Brown compared the military’s technology race against China to the Cold War arms race against the Soviet Union. “If we’re not accessing what’s happening commercially in areas like artificial intelligence or what’s happening in drones, we’re not providing competitive capability for the military,” Brown said.

But here’s the rub: A lot of U.S. tech companies want to do business with China.

Peter Singer, a strategist at the New America think tank, said Silicon Valley companies’ concerns about working with the Pentagon go beyond ethics. “Reluctance in the Valley is not just queasiness with war or the like,” Singer said. “The China market is key to many of these companies’ future growth.”

Google has confirmed it is exploring a censored search engine for China, stoking concerns that its technology will enable the Chinese government to carry out human rights abuses. Google’s employees also are worried: More than 400 of them signed a public letter last week protesting the project.

All this has left lawmakers questioning why Google would return to the Chinese market while simultaneously pulling back from business with the Pentagon. They are virtually sure to press Google chief executive Sundar Pichai on this issue when they reschedule the hearing that was postponed this week due to President George H.W. Bush’s funeral.

Pichai has tried to smooth over tensions with military leaders, meeting with Pentagon officials during a September trip to Washington. But he’s walking a fine line trying to balance his employees’ concerns in a competitive job market with the desire to go after lucrative government contracts.

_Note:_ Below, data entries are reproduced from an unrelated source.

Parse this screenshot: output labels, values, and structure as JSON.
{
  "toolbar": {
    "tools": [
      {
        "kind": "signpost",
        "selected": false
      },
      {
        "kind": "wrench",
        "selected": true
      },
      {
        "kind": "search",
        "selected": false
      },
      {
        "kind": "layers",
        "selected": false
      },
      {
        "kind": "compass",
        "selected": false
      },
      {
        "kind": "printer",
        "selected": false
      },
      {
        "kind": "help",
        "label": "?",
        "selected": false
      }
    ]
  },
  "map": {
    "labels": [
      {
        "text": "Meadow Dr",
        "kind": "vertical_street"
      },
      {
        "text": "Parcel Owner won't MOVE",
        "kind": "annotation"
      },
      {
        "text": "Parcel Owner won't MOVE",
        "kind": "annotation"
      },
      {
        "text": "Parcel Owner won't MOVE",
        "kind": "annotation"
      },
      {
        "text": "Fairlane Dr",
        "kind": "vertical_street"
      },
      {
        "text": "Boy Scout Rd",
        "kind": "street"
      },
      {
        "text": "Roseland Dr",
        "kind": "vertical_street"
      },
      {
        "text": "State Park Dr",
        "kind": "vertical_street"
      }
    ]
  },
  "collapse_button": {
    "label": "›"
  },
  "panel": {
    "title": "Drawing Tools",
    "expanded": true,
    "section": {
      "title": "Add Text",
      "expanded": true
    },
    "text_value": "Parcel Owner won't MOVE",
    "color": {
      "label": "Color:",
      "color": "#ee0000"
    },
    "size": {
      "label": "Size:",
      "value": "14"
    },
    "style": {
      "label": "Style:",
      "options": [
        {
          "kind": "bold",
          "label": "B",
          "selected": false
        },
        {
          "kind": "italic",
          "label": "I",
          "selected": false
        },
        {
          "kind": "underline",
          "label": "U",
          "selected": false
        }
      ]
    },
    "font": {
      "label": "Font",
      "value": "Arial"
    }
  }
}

As the Washington Post’s Tony Romm and Drew Harwell have reported, “Google’s change of heart over Project Maven … has become a key source of tension between the tech giant and military officials, who felt that Google should have done a better job communicating that the technology could help keep military personnel out of harm’s way, according to a source familiar with the work. ‘Without a doubt, this has caused a lot of consternation inside the DoD,’ said Bob Work, the former deputy secretary of defense who helped launch Project Maven last year. ‘Google created a big moral hazard for itself by saying it doesn’t want to use any of its AI technology to take human life. But they didn’t say anything about the lives that could be saved.’ ”

Still, some competitors, such as Amazon, have responded with promises to continue to work with the Pentagon. (Amazon founder and chief executive Jeff Bezos also owns The Washington Post.)

Brown hopes that collaboration will be easier for Project Phoenix. Companies that are developing drone technology probably have considered the potential government and military applications for their technology — versus a company such as Google with roots as a search engine. Despite the Project Maven uproar, Brown stressed that DIU still receives many proposals from companies eager to work with the Pentagon. He said many companies view the partnership as patriotic.

Also in the Pentagon’s favor here, drone technology could come from smaller, nontraditional companies that might have a different set of priorities — and fewer employees — than a behemoth such as Google. And after all, DIU started under the Obama administration to help nontraditional companies such as start-ups navigate the complicated process of doing business with the government.

Major players such as Google “are trying to sell so much overseas and take advantage of the market in China that it gives them a different set of concerns than a smaller company that has a more focused business,” Brown said.